**EXERCISE GOAL:** Within the listing below, determine how many lines hold the word "секунд". Give the number with no commentary.

**DATA UNDER STUDY:**
== Segment start ==
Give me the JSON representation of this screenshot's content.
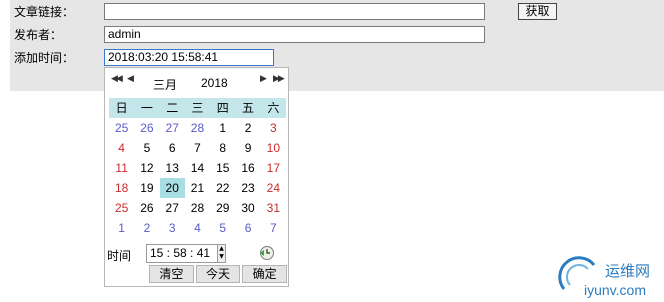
{
  "form": {
    "article_link": {
      "label": "文章链接：",
      "value": ""
    },
    "fetch_button": "获取",
    "publisher": {
      "label": "发布者：",
      "value": "admin"
    },
    "add_time": {
      "label": "添加时间：",
      "value": "2018:03:20 15:58:41"
    }
  },
  "calendar": {
    "prev_year": "◀◀",
    "prev_month": "◀",
    "month": "三月",
    "year": "2018",
    "next_month": "▶",
    "next_year": "▶▶",
    "weekdays": [
      "日",
      "一",
      "二",
      "三",
      "四",
      "五",
      "六"
    ],
    "weeks": [
      [
        "25",
        "26",
        "27",
        "28",
        "1",
        "2",
        "3"
      ],
      [
        "4",
        "5",
        "6",
        "7",
        "8",
        "9",
        "10"
      ],
      [
        "11",
        "12",
        "13",
        "14",
        "15",
        "16",
        "17"
      ],
      [
        "18",
        "19",
        "20",
        "21",
        "22",
        "23",
        "24"
      ],
      [
        "25",
        "26",
        "27",
        "28",
        "29",
        "30",
        "31"
      ],
      [
        "1",
        "2",
        "3",
        "4",
        "5",
        "6",
        "7"
      ]
    ],
    "selected_day": "20",
    "time_label": "时间",
    "time_value": "15 : 58 : 41",
    "clear_button": "清空",
    "today_button": "今天",
    "ok_button": "确定",
    "colors": {
      "header_bg": "#c2e6ea",
      "selected_bg": "#a8dde3",
      "weekend": "#cc2a2a",
      "other_month": "#5b5bc9"
    },
    "icons": {
      "spin": "spinner-arrows-icon",
      "clock": "clock-icon"
    }
  },
  "watermark": {
    "name": "运维网",
    "url": "iyunv.com"
  }
}
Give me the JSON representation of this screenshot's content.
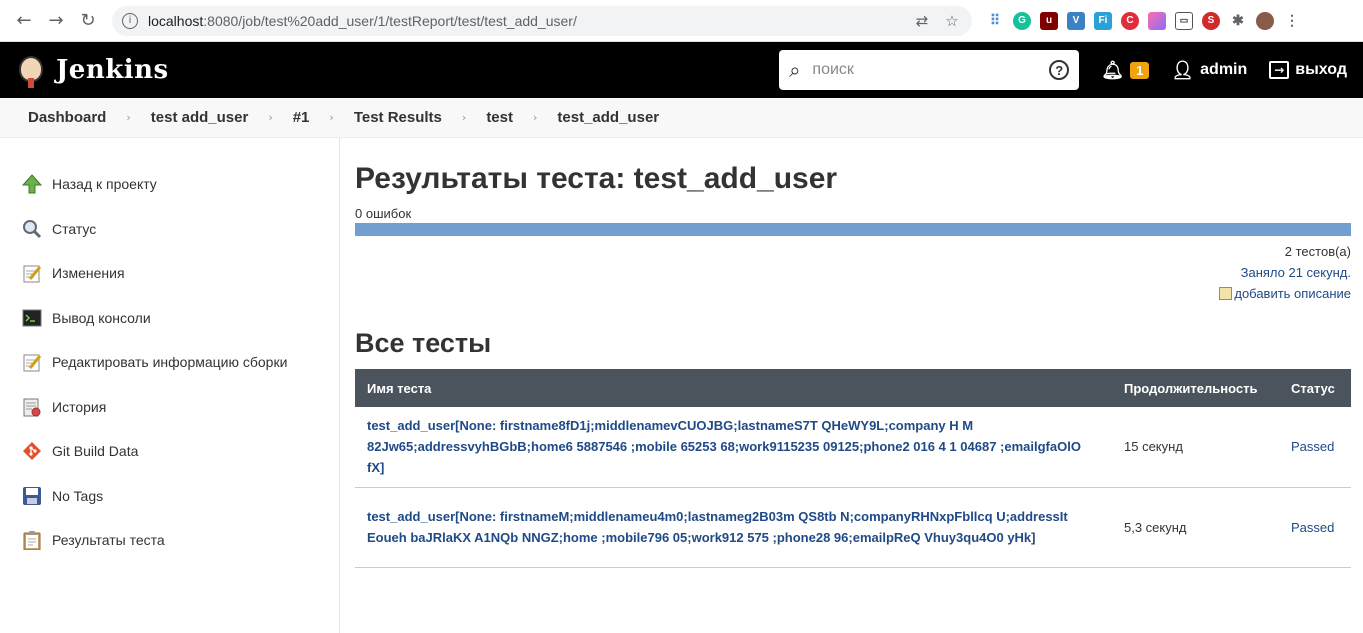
{
  "browser": {
    "url_host": "localhost",
    "url_path": ":8080/job/test%20add_user/1/testReport/test/test_add_user/"
  },
  "header": {
    "brand": "Jenkins",
    "search_placeholder": "поиск",
    "notifications_count": "1",
    "user": "admin",
    "logout": "выход"
  },
  "breadcrumbs": [
    "Dashboard",
    "test add_user",
    "#1",
    "Test Results",
    "test",
    "test_add_user"
  ],
  "sidebar": {
    "items": [
      {
        "label": "Назад к проекту",
        "icon": "up-arrow-icon"
      },
      {
        "label": "Статус",
        "icon": "magnifier-icon"
      },
      {
        "label": "Изменения",
        "icon": "notepad-icon"
      },
      {
        "label": "Вывод консоли",
        "icon": "terminal-icon"
      },
      {
        "label": "Редактировать информацию сборки",
        "icon": "notepad-icon"
      },
      {
        "label": "История",
        "icon": "history-icon"
      },
      {
        "label": "Git Build Data",
        "icon": "git-icon"
      },
      {
        "label": "No Tags",
        "icon": "floppy-icon"
      },
      {
        "label": "Результаты теста",
        "icon": "clipboard-icon"
      }
    ]
  },
  "main": {
    "title": "Результаты теста: test_add_user",
    "failures": "0 ошибок",
    "tests_count": "2 тестов(а)",
    "duration_text": "Заняло 21 секунд.",
    "add_description": "добавить описание",
    "all_tests_heading": "Все тесты",
    "columns": [
      "Имя теста",
      "Продолжительность",
      "Статус"
    ],
    "rows": [
      {
        "name": "test_add_user[None: firstname8fD1j;middlenamevCUOJBG;lastnameS7T QHeWY9L;company H M 82Jw65;addressvyhBGbB;home6 5887546 ;mobile 65253 68;work9115235 09125;phone2 016 4 1 04687 ;emailgfaOlO fX]",
        "duration": "15 секунд",
        "status": "Passed"
      },
      {
        "name": "test_add_user[None: firstnameM;middlenameu4m0;lastnameg2B03m QS8tb N;companyRHNxpFbllcq U;addressIt Eoueh baJRlaKX A1NQb NNGZ;home ;mobile796 05;work912 575 ;phone28 96;emailpReQ Vhuy3qu4O0 yHk]",
        "duration": "5,3 секунд",
        "status": "Passed"
      }
    ]
  },
  "colors": {
    "header_bg": "#000000",
    "progress_bar": "#729fcf",
    "table_header": "#4b535c",
    "link": "#204a87",
    "badge": "#f0a30a"
  }
}
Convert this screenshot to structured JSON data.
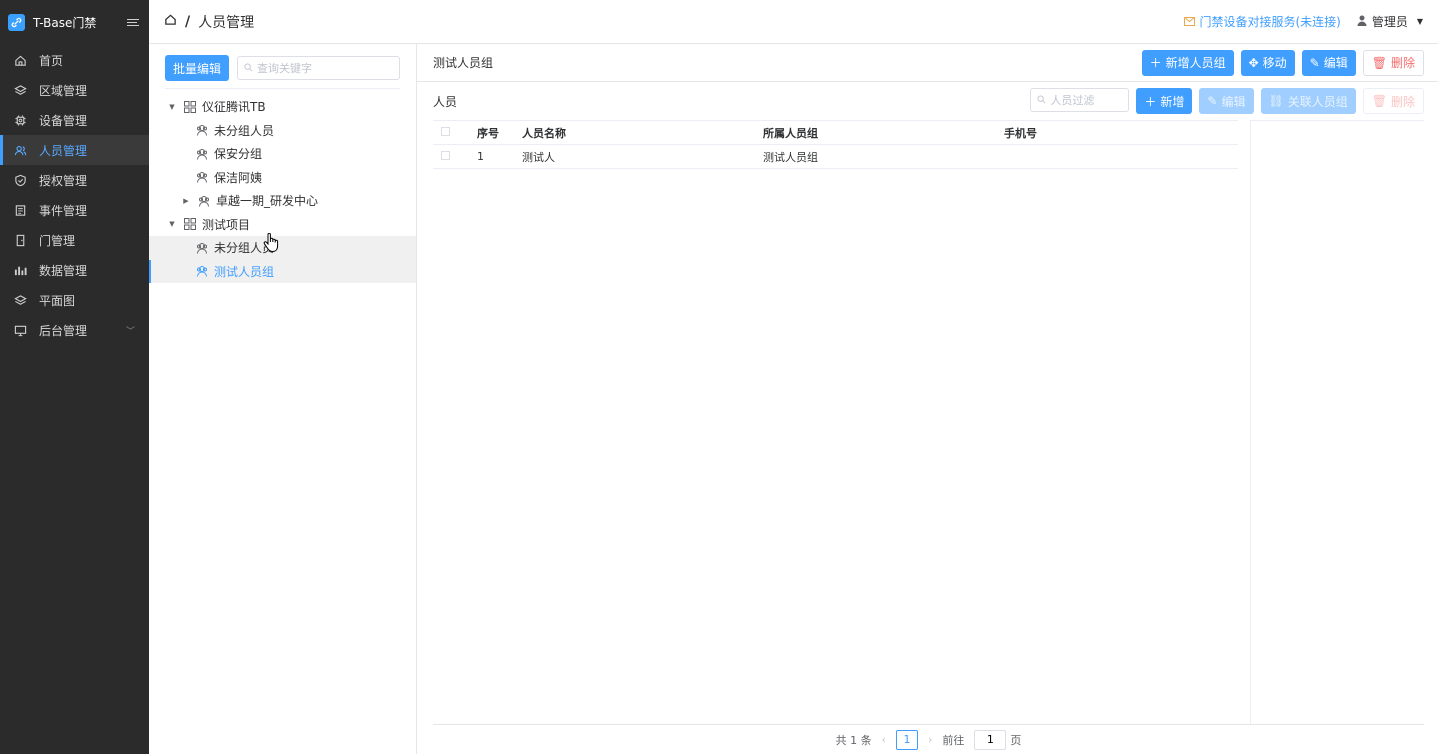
{
  "app": {
    "title": "T-Base门禁"
  },
  "sidebar": {
    "items": [
      {
        "label": "首页",
        "icon": "home-icon"
      },
      {
        "label": "区域管理",
        "icon": "layers-icon"
      },
      {
        "label": "设备管理",
        "icon": "chip-icon"
      },
      {
        "label": "人员管理",
        "icon": "users-icon"
      },
      {
        "label": "授权管理",
        "icon": "shield-icon"
      },
      {
        "label": "事件管理",
        "icon": "document-icon"
      },
      {
        "label": "门管理",
        "icon": "door-icon"
      },
      {
        "label": "数据管理",
        "icon": "bar-chart-icon"
      },
      {
        "label": "平面图",
        "icon": "layers-icon"
      },
      {
        "label": "后台管理",
        "icon": "monitor-icon"
      }
    ],
    "active_index": 3
  },
  "header": {
    "breadcrumb_page": "人员管理",
    "service_status": "门禁设备对接服务(未连接)",
    "user": "管理员"
  },
  "left": {
    "batch_edit": "批量编辑",
    "search_placeholder": "查询关键字",
    "tree": [
      {
        "label": "仪征腾讯TB",
        "level": 0,
        "expanded": true,
        "type": "group"
      },
      {
        "label": "未分组人员",
        "level": 1,
        "type": "people"
      },
      {
        "label": "保安分组",
        "level": 1,
        "type": "people"
      },
      {
        "label": "保洁阿姨",
        "level": 1,
        "type": "people"
      },
      {
        "label": "卓越一期_研发中心",
        "level": 1,
        "collapsed": true,
        "type": "people"
      },
      {
        "label": "测试项目",
        "level": 0,
        "expanded": true,
        "type": "group"
      },
      {
        "label": "未分组人员",
        "level": 1,
        "type": "people",
        "hover": true
      },
      {
        "label": "测试人员组",
        "level": 1,
        "type": "people",
        "selected": true
      }
    ]
  },
  "right": {
    "group_title": "测试人员组",
    "group_buttons": {
      "add": "新增人员组",
      "move": "移动",
      "edit": "编辑",
      "delete": "删除"
    },
    "people_title": "人员",
    "people_filter_placeholder": "人员过滤",
    "people_buttons": {
      "add": "新增",
      "edit": "编辑",
      "link": "关联人员组",
      "delete": "删除"
    },
    "table": {
      "columns": [
        "序号",
        "人员名称",
        "所属人员组",
        "手机号"
      ],
      "rows": [
        {
          "index": "1",
          "name": "测试人",
          "group": "测试人员组",
          "phone": ""
        }
      ]
    },
    "pager": {
      "total": "共 1 条",
      "current": "1",
      "goto_prefix": "前往",
      "goto_value": "1",
      "goto_suffix": "页"
    }
  },
  "colors": {
    "accent": "#409eff",
    "sidebar_bg": "#2b2b2b",
    "danger": "#f56c6c",
    "warning": "#e6a23c"
  }
}
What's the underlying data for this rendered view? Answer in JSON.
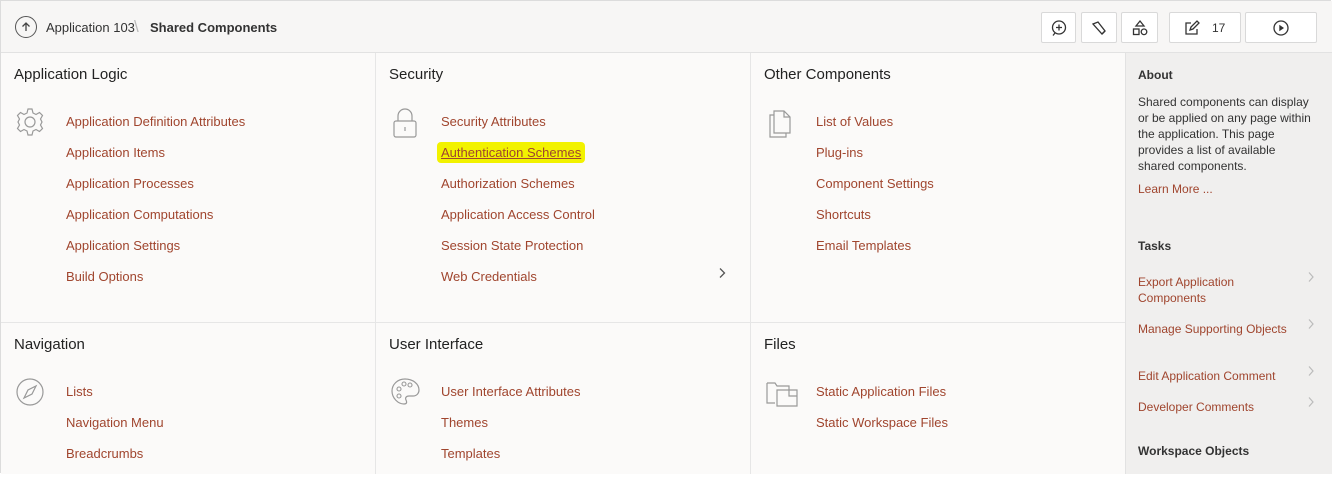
{
  "header": {
    "app_crumb": "Application 103",
    "page_crumb": "Shared Components",
    "edit_count": "17"
  },
  "sections": {
    "application_logic": {
      "title": "Application Logic",
      "items": [
        "Application Definition Attributes",
        "Application Items",
        "Application Processes",
        "Application Computations",
        "Application Settings",
        "Build Options"
      ]
    },
    "security": {
      "title": "Security",
      "items": [
        "Security Attributes",
        "Authentication Schemes",
        "Authorization Schemes",
        "Application Access Control",
        "Session State Protection",
        "Web Credentials"
      ]
    },
    "other_components": {
      "title": "Other Components",
      "items": [
        "List of Values",
        "Plug-ins",
        "Component Settings",
        "Shortcuts",
        "Email Templates"
      ]
    },
    "navigation": {
      "title": "Navigation",
      "items": [
        "Lists",
        "Navigation Menu",
        "Breadcrumbs"
      ]
    },
    "user_interface": {
      "title": "User Interface",
      "items": [
        "User Interface Attributes",
        "Themes",
        "Templates"
      ]
    },
    "files": {
      "title": "Files",
      "items": [
        "Static Application Files",
        "Static Workspace Files"
      ]
    }
  },
  "sidebar": {
    "about_title": "About",
    "about_text": "Shared components can display or be applied on any page within the application. This page provides a list of available shared components.",
    "learn_more": "Learn More ...",
    "tasks_title": "Tasks",
    "tasks": [
      "Export Application Components",
      "Manage Supporting Objects",
      "Edit Application Comment",
      "Developer Comments"
    ],
    "workspace_title": "Workspace Objects"
  },
  "colors": {
    "link": "#a0452e",
    "highlight": "#f2f200"
  },
  "icons": [
    "up-arrow-icon",
    "comment-add-icon",
    "flashlight-icon",
    "shapes-icon",
    "edit-icon",
    "run-icon",
    "gear-icon",
    "lock-icon",
    "documents-icon",
    "compass-icon",
    "palette-icon",
    "folders-icon",
    "chevron-right-icon"
  ]
}
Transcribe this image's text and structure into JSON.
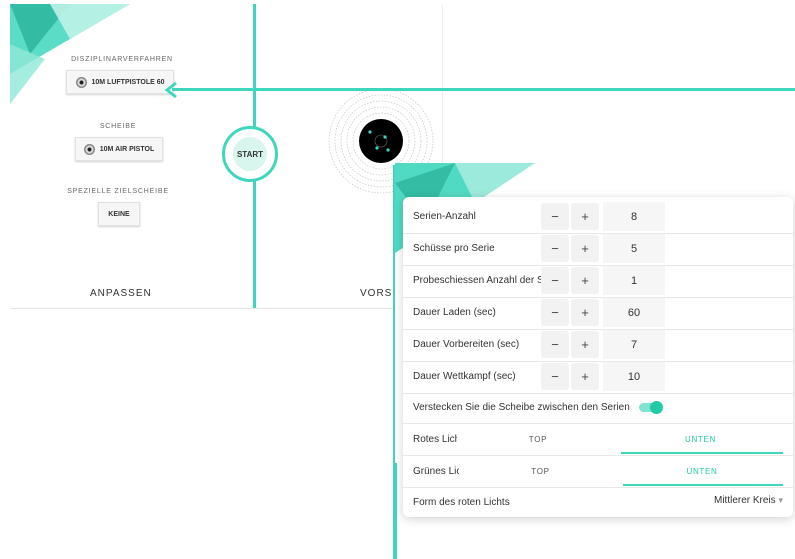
{
  "colors": {
    "accent": "#3ed6bc",
    "accent_dark": "#21cba8",
    "text": "#333333"
  },
  "background_screen": {
    "disziplin_label": "DISZIPLINARVERFAHREN",
    "disziplin_value": "10M LUFTPISTOLE 60",
    "scheibe_label": "SCHEIBE",
    "scheibe_value": "10M AIR PISTOL",
    "spezielle_label": "SPEZIELLE ZIELSCHEIBE",
    "spezielle_value": "KEINE",
    "start_label": "START",
    "anpassen_label": "ANPASSEN",
    "vorschau_label": "VORSC"
  },
  "settings": {
    "rows": [
      {
        "label": "Serien-Anzahl",
        "minus": "−",
        "plus": "+",
        "value": "8"
      },
      {
        "label": "Schüsse pro Serie",
        "minus": "−",
        "plus": "+",
        "value": "5"
      },
      {
        "label": "Probeschiessen Anzahl der Serien",
        "minus": "−",
        "plus": "+",
        "value": "1"
      },
      {
        "label": "Dauer Laden (sec)",
        "minus": "−",
        "plus": "+",
        "value": "60"
      },
      {
        "label": "Dauer Vorbereiten (sec)",
        "minus": "−",
        "plus": "+",
        "value": "7"
      },
      {
        "label": "Dauer Wettkampf (sec)",
        "minus": "−",
        "plus": "+",
        "value": "10"
      }
    ],
    "hide_target_label": "Verstecken Sie die Scheibe zwischen den Serien",
    "hide_target_on": true,
    "red_light": {
      "label": "Rotes Licht",
      "option_top": "TOP",
      "option_bottom": "UNTEN",
      "selected": "UNTEN"
    },
    "green_light": {
      "label": "Grünes Licht",
      "option_top": "TOP",
      "option_bottom": "UNTEN",
      "selected": "UNTEN"
    },
    "red_shape": {
      "label": "Form des roten Lichts",
      "value": "Mittlerer Kreis",
      "caret": "▾"
    }
  }
}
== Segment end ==
**ANSWER SECTION:** 3